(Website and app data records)

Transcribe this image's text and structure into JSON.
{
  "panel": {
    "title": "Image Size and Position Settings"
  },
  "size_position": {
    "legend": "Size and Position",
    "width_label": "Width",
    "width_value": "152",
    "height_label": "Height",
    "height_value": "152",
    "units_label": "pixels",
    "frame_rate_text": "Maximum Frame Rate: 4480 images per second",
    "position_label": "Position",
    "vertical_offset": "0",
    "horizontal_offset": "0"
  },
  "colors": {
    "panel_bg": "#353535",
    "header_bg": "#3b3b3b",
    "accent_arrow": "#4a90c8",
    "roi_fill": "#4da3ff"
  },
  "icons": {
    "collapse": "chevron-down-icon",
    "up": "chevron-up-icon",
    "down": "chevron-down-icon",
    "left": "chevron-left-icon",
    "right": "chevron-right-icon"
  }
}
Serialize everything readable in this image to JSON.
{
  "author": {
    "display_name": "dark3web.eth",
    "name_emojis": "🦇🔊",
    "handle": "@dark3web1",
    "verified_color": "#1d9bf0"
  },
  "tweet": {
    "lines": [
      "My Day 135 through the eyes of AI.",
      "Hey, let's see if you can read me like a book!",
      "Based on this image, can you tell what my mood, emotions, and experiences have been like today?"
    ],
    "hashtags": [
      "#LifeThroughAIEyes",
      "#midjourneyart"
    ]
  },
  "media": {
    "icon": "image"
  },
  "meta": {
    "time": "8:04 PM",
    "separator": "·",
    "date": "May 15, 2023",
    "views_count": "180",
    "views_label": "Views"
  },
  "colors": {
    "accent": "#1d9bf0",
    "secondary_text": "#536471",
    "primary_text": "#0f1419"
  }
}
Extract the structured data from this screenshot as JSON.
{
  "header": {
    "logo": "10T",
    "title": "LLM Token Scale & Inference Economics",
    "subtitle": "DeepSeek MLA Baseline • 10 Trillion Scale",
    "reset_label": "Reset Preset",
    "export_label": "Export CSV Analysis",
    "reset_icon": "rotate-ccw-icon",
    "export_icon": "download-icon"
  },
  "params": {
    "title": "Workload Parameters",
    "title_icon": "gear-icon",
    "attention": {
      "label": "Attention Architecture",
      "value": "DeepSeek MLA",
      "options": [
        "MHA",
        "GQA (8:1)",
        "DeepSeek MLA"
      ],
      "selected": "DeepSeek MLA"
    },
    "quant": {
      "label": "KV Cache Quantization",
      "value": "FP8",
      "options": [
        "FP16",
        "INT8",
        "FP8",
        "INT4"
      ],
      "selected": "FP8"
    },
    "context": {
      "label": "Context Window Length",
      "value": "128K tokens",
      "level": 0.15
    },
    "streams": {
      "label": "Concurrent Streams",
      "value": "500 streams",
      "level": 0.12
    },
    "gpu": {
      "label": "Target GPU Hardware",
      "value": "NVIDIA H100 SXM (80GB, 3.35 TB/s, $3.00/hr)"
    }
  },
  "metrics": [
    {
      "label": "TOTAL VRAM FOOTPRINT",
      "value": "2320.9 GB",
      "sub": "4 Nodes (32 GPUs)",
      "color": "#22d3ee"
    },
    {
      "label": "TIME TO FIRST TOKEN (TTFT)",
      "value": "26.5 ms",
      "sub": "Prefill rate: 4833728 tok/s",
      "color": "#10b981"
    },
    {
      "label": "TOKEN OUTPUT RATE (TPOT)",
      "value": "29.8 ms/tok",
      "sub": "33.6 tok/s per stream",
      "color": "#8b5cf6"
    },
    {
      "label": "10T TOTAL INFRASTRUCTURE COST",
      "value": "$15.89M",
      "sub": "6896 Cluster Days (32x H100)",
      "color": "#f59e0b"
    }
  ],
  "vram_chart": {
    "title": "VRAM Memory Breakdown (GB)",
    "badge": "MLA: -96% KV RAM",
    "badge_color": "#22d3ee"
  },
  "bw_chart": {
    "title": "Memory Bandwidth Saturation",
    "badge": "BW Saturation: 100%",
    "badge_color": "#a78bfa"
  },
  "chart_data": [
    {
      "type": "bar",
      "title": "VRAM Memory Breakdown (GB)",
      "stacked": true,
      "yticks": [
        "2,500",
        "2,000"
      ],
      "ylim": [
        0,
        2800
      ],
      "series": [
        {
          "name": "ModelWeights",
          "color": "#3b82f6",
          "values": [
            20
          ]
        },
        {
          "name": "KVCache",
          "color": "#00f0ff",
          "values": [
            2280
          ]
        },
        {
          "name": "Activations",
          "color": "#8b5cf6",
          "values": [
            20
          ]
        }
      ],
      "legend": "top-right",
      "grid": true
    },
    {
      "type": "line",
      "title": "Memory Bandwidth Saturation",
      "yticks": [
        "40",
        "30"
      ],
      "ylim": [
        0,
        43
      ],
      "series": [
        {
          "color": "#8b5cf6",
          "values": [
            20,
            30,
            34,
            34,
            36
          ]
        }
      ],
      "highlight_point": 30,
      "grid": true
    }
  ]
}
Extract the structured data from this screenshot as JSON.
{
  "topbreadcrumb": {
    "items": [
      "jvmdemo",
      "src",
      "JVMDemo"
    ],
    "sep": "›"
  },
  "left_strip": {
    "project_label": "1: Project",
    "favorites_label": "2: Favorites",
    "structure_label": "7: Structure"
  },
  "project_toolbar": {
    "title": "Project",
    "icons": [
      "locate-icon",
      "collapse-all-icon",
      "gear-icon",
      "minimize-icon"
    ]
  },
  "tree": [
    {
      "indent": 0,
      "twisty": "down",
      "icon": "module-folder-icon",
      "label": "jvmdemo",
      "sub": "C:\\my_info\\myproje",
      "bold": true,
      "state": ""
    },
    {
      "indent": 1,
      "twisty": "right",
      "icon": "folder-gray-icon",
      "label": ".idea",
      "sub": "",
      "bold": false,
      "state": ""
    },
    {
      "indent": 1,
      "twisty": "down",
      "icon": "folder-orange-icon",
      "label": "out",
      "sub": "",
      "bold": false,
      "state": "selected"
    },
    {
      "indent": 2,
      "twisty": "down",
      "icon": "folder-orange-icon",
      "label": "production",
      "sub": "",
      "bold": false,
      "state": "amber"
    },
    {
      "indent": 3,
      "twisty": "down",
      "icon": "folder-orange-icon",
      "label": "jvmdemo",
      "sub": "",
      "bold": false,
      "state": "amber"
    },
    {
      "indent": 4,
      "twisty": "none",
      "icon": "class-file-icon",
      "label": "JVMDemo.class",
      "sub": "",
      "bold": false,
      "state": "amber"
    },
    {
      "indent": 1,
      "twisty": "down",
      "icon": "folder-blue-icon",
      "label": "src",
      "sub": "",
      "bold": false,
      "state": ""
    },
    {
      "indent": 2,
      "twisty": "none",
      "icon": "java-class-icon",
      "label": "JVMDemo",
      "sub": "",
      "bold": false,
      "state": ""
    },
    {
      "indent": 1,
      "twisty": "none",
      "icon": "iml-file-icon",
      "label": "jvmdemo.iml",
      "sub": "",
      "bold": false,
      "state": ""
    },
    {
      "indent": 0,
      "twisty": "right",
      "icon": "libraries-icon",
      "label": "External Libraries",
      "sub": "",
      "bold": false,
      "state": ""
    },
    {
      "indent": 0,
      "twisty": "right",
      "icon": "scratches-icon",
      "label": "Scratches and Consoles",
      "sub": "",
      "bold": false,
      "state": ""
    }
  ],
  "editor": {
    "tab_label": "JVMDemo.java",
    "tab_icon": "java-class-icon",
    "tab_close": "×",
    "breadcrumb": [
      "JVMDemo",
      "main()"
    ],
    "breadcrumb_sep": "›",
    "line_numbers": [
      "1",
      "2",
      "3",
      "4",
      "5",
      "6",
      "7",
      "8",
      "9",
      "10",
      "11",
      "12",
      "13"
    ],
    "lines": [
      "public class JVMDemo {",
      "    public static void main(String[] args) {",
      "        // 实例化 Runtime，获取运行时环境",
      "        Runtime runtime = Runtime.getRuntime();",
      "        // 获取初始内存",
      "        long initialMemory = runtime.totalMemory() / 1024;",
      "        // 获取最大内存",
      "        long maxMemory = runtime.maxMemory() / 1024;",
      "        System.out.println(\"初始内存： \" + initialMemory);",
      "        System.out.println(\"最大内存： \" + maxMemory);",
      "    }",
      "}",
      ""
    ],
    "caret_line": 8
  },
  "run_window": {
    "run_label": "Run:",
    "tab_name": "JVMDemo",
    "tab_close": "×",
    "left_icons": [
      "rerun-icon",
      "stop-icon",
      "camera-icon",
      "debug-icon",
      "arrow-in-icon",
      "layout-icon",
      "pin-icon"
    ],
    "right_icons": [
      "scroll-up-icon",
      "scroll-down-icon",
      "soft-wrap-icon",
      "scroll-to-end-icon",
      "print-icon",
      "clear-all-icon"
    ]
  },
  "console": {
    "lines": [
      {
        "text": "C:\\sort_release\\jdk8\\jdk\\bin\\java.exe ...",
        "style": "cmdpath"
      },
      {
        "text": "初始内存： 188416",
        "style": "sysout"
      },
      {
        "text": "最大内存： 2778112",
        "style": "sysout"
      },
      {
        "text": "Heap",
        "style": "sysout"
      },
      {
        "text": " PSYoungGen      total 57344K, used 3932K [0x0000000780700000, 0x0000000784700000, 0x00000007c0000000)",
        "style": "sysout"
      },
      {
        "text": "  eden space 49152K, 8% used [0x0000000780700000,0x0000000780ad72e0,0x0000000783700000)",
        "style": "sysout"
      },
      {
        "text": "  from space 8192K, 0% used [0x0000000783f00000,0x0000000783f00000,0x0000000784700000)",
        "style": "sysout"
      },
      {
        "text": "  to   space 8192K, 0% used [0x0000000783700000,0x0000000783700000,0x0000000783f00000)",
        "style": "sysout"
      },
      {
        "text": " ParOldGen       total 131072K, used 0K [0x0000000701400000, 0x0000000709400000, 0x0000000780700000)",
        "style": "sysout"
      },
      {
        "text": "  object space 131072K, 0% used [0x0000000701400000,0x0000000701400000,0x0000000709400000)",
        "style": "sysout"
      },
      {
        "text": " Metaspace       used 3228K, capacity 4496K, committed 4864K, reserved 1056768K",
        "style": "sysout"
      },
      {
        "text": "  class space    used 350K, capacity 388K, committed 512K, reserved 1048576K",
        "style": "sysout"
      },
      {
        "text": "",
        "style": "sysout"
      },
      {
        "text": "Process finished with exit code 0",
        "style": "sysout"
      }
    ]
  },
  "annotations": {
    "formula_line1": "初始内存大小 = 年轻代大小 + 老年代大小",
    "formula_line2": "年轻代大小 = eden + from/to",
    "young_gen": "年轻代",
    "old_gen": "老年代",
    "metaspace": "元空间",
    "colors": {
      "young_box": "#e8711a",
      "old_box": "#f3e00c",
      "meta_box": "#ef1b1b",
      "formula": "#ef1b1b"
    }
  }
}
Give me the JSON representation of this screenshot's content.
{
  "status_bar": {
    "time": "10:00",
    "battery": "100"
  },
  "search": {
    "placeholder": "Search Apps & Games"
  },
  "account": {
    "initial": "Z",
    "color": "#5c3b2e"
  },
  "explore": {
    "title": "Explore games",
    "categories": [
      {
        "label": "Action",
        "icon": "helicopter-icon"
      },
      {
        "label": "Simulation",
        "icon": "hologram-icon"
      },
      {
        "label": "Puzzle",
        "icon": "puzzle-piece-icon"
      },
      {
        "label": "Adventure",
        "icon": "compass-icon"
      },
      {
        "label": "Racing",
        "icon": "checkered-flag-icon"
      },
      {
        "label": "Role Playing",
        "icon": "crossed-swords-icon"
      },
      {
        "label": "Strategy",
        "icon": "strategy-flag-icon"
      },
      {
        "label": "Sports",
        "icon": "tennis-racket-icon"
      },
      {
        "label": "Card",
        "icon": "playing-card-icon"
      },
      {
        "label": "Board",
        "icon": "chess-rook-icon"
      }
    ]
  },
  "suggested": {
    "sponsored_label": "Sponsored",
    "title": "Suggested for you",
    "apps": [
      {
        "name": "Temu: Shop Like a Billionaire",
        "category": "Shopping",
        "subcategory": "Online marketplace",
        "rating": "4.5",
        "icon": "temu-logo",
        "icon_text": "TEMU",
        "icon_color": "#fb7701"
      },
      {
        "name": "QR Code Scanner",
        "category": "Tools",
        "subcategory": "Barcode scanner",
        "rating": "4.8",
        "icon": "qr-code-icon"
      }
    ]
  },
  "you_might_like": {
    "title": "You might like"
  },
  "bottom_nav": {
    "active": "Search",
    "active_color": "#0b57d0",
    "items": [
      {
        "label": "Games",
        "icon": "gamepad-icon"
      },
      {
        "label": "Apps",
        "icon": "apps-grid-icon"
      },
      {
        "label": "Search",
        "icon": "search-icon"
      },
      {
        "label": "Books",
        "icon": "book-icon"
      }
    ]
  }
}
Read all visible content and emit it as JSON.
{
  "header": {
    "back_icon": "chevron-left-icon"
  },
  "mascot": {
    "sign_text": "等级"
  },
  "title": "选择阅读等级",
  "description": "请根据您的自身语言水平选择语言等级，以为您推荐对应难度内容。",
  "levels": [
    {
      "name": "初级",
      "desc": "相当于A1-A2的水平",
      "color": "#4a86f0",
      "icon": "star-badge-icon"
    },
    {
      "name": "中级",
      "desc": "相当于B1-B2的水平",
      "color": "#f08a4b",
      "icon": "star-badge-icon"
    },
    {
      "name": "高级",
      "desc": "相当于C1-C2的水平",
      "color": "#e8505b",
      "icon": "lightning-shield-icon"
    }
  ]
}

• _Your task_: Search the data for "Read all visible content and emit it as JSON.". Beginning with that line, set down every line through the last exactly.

• _Written solution_:
Read all visible content and emit it as JSON.
{
  "header": {
    "back_icon": "chevron-left-icon"
  },
  "mascot": {
    "sign_text": "等级"
  },
  "title": "选择阅读等级",
  "description": "请根据您的自身语言水平选择语言等级，以为您推荐对应难度内容。",
  "levels": [
    {
      "name": "初级",
      "desc": "相当于A1-A2的水平",
      "color": "#4a86f0",
      "icon": "star-badge-icon"
    },
    {
      "name": "中级",
      "desc": "相当于B1-B2的水平",
      "color": "#f08a4b",
      "icon": "star-badge-icon"
    },
    {
      "name": "高级",
      "desc": "相当于C1-C2的水平",
      "color": "#e8505b",
      "icon": "lightning-shield-icon"
    }
  ]
}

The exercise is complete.